◆ Dataset excerpts:
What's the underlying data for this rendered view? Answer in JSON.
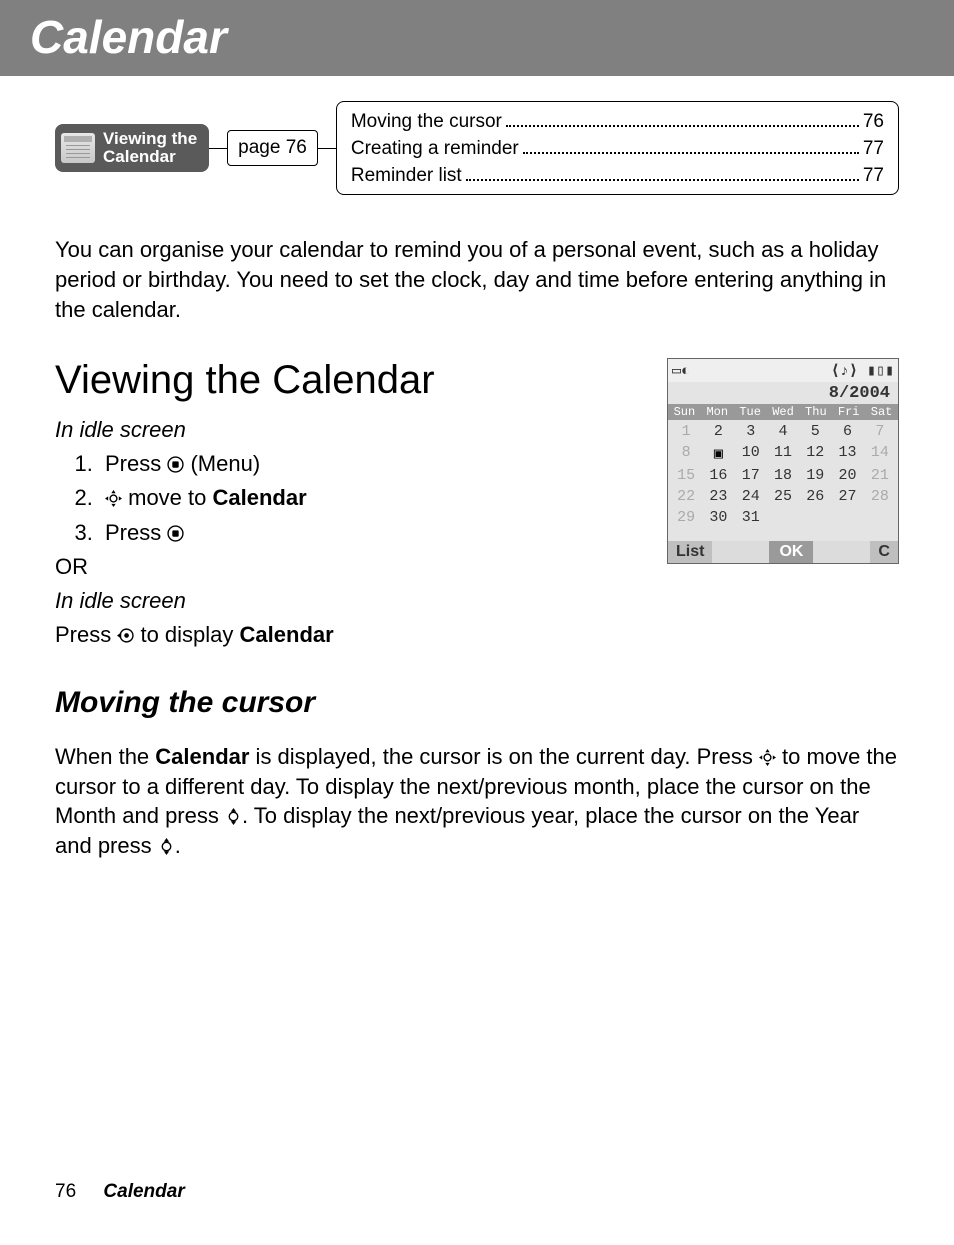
{
  "banner": {
    "title": "Calendar"
  },
  "chip": {
    "line1": "Viewing the",
    "line2": "Calendar"
  },
  "pageBox": "page 76",
  "toc": [
    {
      "label": "Moving the cursor",
      "page": "76"
    },
    {
      "label": "Creating a reminder",
      "page": "77"
    },
    {
      "label": "Reminder list",
      "page": "77"
    }
  ],
  "intro": "You can organise your calendar to remind you of a personal event, such as a holiday period or birthday. You need to set the clock, day and time before entering anything in the calendar.",
  "section1": {
    "heading": "Viewing the Calendar",
    "idle1": "In idle screen",
    "step1a": "Press ",
    "step1b": " (Menu)",
    "step2a": " move to ",
    "step2b": "Calendar",
    "step3": "Press ",
    "or": "OR",
    "idle2": "In idle screen",
    "pressA": "Press ",
    "pressB": " to display ",
    "pressC": "Calendar"
  },
  "phone": {
    "month": "8/2004",
    "dow": [
      "Sun",
      "Mon",
      "Tue",
      "Wed",
      "Thu",
      "Fri",
      "Sat"
    ],
    "days": [
      [
        "1",
        "dim"
      ],
      [
        "2",
        ""
      ],
      [
        "3",
        ""
      ],
      [
        "4",
        ""
      ],
      [
        "5",
        ""
      ],
      [
        "6",
        ""
      ],
      [
        "7",
        "dim"
      ],
      [
        "8",
        "dim"
      ],
      [
        "9",
        "mark"
      ],
      [
        "10",
        ""
      ],
      [
        "11",
        ""
      ],
      [
        "12",
        ""
      ],
      [
        "13",
        ""
      ],
      [
        "14",
        "dim"
      ],
      [
        "15",
        "dim"
      ],
      [
        "16",
        ""
      ],
      [
        "17",
        ""
      ],
      [
        "18",
        ""
      ],
      [
        "19",
        ""
      ],
      [
        "20",
        ""
      ],
      [
        "21",
        "dim"
      ],
      [
        "22",
        "dim"
      ],
      [
        "23",
        ""
      ],
      [
        "24",
        ""
      ],
      [
        "25",
        ""
      ],
      [
        "26",
        ""
      ],
      [
        "27",
        ""
      ],
      [
        "28",
        "dim"
      ],
      [
        "29",
        "dim"
      ],
      [
        "30",
        ""
      ],
      [
        "31",
        ""
      ]
    ],
    "softLeft": "List",
    "softCenter": "OK",
    "softRight": "C"
  },
  "section2": {
    "heading": "Moving the cursor",
    "p1": "When the ",
    "p2": "Calendar",
    "p3": " is displayed, the cursor is on the current day. Press ",
    "p4": " to move the cursor to a different day. To display the next/previous month, place the cursor on the Month and press ",
    "p5": ". To display the next/previous year, place the cursor on the Year and press ",
    "p6": "."
  },
  "footer": {
    "page": "76",
    "title": "Calendar"
  }
}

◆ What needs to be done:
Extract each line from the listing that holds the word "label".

◆ Answer to this exercise:
      "label": "Moving the cursor",
      "label": "Creating a reminder",
      "label": "Reminder list",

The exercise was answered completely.